Ralph Steinman died days before it was announced that he was to share the Nobel Prize for Medicine. His work had been part of an unorthodox experiment to save his life, writes journalist Brett Norman.
When Ralph Steinman learned he had pancreatic cancer, the dogged immunologist put his life's work to the test.
He launched a life-and-death experiment in the most personal of personalised medicine.
By unlucky coincidence, he had been diagnosed with a disease that might benefit from the therapies he had spent his life researching.
Usually, medical research proceeds at a glacial, thorough pace: cell studies lead to studies in small animals which lead to studies in larger animals, which eventually lead to small, highly-selective clinical trials in humans. But Steinman didn't have that kind of time.
He did, however, have access to world class facilities, cutting-edge technology, and some of the world's most brilliant medical minds, thanks to his position as a researcher at Rockefeller University.
So Steinman decided to make his own body the ultimate experiment.
He had removed a piece of the tumour that would eventually kill him. He then trained his immune cells to track down any hint of the tumour that might have escaped the surgery, like putting hounds on a scent.
On Friday, four-and-a-half years after he was diagnosed with a disease that kills the vast majority of its victims in less than one, that experiment came to an end.
Steinman died at the end of a week in which he continued his work in the lab. It was a testament to the undying optimism of the scientific enterprise, to the unrelenting man, and to the limits of both.
An open secret
I joined Rockefeller as a science writer to chronicle the work of its researchers - Steinman included - about halfway through one of his experiments on himself.
His experiment was an open secret on campus, registered with the hospital and aided by a long-time friend and staff physician. The sense of hope was palpable, bound up in respect for the man but also something broader.
Could the painstakingly incremental research that seemed to have so much potential on lab animals this once grant a reprieve from certain death?

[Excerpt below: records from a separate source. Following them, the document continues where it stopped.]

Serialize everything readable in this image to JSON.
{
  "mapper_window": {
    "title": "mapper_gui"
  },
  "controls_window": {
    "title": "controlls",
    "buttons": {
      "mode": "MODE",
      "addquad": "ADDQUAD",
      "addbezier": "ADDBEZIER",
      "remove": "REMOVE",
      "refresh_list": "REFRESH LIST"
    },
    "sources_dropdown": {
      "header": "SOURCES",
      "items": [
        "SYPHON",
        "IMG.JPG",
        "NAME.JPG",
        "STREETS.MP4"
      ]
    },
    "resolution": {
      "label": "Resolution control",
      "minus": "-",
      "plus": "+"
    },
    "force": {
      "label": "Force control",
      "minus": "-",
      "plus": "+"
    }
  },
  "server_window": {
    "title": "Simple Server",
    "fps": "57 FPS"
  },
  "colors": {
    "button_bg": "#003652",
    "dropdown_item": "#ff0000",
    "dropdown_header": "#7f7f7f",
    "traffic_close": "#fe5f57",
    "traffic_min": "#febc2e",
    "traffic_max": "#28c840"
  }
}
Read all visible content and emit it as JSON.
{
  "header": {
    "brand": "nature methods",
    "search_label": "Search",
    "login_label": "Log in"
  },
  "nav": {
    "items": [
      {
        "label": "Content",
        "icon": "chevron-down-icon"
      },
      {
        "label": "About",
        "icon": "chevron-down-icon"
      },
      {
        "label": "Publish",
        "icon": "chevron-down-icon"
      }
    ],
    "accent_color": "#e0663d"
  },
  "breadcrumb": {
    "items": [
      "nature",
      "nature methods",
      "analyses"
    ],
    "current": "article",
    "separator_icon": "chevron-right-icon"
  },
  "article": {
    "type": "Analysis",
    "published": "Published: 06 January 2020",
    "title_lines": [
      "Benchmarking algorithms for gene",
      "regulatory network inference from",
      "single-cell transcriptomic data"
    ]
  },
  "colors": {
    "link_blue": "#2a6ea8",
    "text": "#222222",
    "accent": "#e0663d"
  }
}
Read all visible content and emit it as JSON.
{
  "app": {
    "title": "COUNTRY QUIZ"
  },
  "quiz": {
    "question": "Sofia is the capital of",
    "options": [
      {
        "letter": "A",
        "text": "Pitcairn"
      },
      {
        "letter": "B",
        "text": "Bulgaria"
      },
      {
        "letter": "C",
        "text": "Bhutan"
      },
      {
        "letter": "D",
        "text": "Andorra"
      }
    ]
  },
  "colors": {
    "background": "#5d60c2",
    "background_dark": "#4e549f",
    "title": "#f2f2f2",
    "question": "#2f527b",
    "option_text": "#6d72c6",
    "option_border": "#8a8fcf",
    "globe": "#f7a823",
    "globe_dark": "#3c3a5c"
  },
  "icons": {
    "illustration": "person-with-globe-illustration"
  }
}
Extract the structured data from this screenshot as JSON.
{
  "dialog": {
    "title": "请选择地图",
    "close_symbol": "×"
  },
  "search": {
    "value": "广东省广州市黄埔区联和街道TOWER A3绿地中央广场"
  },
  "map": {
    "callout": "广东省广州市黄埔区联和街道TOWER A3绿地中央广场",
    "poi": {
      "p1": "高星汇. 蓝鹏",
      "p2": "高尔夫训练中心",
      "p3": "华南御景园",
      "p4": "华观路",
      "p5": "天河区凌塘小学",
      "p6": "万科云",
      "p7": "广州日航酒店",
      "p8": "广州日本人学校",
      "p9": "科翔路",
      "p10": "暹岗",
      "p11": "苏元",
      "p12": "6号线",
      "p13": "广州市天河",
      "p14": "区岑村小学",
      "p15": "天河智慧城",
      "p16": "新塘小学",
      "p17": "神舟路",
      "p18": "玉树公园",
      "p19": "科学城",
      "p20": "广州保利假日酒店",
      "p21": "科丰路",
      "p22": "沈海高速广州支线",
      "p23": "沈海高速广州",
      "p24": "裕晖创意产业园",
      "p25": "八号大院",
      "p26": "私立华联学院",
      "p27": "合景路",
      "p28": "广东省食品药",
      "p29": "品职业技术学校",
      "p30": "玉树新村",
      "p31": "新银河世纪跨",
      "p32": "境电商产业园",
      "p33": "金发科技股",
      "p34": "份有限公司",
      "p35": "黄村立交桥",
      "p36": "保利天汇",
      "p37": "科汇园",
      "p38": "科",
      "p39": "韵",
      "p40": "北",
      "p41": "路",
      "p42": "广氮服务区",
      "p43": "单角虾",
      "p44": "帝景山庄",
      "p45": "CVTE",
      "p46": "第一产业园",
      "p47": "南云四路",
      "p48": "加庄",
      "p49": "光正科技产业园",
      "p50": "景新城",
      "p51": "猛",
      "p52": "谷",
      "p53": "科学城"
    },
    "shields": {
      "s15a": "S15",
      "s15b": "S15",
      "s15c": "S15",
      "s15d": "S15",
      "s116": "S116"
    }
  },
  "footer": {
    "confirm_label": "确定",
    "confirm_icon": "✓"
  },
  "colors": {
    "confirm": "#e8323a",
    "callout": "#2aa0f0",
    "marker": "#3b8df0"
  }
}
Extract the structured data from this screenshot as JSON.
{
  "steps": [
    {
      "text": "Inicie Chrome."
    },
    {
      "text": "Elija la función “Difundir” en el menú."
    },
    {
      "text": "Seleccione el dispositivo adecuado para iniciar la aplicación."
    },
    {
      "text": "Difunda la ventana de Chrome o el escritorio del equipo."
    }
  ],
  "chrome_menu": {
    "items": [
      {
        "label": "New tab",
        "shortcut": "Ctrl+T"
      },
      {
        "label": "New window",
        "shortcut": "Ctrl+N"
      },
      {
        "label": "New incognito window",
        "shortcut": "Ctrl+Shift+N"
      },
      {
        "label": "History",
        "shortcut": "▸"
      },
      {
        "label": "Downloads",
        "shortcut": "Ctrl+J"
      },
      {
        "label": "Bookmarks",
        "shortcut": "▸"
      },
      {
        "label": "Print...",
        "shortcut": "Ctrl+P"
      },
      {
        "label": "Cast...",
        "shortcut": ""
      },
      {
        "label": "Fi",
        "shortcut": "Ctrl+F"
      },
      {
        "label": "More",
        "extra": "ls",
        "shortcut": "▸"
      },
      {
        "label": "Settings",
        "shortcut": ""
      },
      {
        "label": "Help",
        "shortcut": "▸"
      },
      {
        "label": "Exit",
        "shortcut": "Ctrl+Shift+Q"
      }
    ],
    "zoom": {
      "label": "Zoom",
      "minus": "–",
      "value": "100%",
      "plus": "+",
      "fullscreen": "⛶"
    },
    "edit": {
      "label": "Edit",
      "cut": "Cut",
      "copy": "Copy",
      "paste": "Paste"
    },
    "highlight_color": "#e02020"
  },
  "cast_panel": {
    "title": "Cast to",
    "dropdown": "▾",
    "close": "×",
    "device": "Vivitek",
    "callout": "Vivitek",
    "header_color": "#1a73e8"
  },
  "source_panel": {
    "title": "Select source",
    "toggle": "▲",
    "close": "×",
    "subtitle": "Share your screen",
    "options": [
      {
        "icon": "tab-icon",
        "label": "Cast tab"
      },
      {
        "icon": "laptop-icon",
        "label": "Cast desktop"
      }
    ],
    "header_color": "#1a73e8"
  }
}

Of course everyone was rooting for him, and I had a special interest. Toward the end of 1999, my father had a stomach complaint. Over a few months, the initial diagnosis of an ulcer morphed into a death sentence: inoperable, metastatic cancer of the pancreas.
Pancreatic cancer is often known as the "silent killer" because it usually doesn't produce truly scary symptoms until it has spread beyond repair. After chemotherapy, my dad bounced back for a few months, but the cancer inevitably did, too. He died at home in the early fall of 2000.
Could Steinman beat it?
I hoped so. The work had promise.
In 1973, along with his mentor, Zanvil Cohn, Steinman published the discovery of a new class of cell in the immune system - the dendritic cell. Like many new discoveries, his faced a deeply sceptical reception.
The experiments couldn't be immediately reproduced, but Steinman was convinced of his discovery. He fought for a decade before immunologists began to broadly recognise the central importance of those cells to their field.
In the past 20 years, the study of dendritic cells has spread to hundreds of labs all over the world. Researchers are exploring how they might be harnessed to fight cancer, HIV and transplant rejection, among other major medical problems.
Dendritic cells are the "sentinel cells" of the mammalian immune system. Named after the Greek word for tree, they develop distinctive probing branches when activated, sweeping their environment in search of unwelcome things - like bacteria, viruses, tumours.
When dendritic cells encounter something they don't like, they take a physical marker of the invader, called an antigen, and present it to B and T cells, the defenders of the body' s immune system. Those cells then adapt weapons to identify and destroy the interlopers.
Steinman bet that if he could train his dendritic cells to recognise and tag his cancer, they would be able to convince the T and B cells to do the rest.
There was no good reason to expect that Steinman could fashion a cure for one of the world's most vicious cancers in time to save his own life. But it was easy to think it was at least possible. The made-for-Hollywood story of the renegade scientist who fights the establishment to prove his discovery, and then uses it to cure himself, was powerful enough to compel hope.
Unfortunately, the dendritic cell-based treatments didn't work - at least not well enough.
Training Steinman's dendritic cells to the tumour did generate a "vigorous immune response to mesothelin, a tumour specific antigen," said Dr. Sarah Schlesigner, a longtime colleague of Steinman's who ran the trial.
In other words, while there were significant side effects, the therapy seemed to enable him to work much longer than he otherwise would have. Month after month, he remained at the University, continuing his work.
He survived much longer than expected, and continued his research until the end.
Over time, it wasn't enough.
At least, not enough to save him.
But the research he pioneered continues - and the scientists who continue his work have an extraordinary example to follow.
Brett Norman is a health care reporter for POLITICO Pro